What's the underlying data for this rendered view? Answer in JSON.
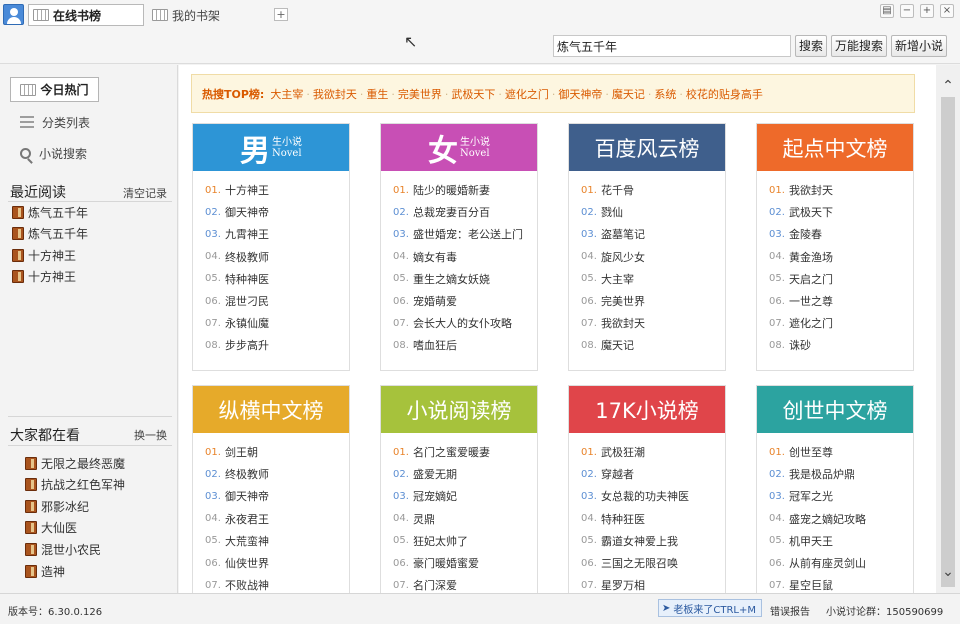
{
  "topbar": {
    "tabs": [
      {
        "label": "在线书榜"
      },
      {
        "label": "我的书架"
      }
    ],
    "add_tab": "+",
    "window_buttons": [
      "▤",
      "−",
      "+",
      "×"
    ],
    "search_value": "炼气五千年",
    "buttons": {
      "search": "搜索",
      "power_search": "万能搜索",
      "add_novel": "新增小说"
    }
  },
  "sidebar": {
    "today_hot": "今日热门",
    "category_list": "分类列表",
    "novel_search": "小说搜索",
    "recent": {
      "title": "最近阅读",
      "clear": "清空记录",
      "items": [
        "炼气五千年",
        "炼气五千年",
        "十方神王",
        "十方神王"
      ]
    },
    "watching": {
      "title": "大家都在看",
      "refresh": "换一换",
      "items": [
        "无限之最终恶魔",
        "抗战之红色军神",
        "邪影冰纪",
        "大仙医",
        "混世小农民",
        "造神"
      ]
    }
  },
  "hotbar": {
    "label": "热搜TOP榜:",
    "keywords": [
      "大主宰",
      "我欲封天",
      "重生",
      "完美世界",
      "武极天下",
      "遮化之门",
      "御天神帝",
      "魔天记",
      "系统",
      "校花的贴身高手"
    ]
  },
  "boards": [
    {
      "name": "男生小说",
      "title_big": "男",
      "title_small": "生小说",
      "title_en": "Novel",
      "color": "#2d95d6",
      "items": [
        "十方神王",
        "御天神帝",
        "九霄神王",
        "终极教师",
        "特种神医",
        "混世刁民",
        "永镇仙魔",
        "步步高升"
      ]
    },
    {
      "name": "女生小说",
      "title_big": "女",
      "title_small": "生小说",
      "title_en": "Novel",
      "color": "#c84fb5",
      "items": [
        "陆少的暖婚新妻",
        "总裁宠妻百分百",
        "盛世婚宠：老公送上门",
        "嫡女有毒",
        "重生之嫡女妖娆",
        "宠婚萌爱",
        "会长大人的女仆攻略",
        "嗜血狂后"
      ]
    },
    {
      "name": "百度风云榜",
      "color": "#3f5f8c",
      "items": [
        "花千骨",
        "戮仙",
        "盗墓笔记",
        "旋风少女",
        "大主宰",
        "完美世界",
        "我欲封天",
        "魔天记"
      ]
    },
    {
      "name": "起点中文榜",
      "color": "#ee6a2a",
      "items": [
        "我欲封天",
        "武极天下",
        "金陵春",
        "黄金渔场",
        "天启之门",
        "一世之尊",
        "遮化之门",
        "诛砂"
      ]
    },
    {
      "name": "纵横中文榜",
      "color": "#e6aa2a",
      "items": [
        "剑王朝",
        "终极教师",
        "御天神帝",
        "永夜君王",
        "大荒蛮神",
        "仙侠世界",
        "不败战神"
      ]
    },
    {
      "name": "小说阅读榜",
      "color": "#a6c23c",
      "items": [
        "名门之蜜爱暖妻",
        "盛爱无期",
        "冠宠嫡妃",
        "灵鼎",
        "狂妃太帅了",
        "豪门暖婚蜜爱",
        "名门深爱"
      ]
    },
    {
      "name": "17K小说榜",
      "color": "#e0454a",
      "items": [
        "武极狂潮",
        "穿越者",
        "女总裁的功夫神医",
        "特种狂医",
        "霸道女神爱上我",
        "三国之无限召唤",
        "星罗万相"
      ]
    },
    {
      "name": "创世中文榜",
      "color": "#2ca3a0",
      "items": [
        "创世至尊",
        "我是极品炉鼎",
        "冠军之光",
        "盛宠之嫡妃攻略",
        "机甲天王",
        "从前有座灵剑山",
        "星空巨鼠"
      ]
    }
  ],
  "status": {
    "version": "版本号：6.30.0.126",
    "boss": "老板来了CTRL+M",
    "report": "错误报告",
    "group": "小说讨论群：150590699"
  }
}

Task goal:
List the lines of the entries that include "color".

Problem solution:
      "color": "#2d95d6",
      "color": "#c84fb5",
      "color": "#3f5f8c",
      "color": "#ee6a2a",
      "color": "#e6aa2a",
      "color": "#a6c23c",
      "color": "#e0454a",
      "color": "#2ca3a0",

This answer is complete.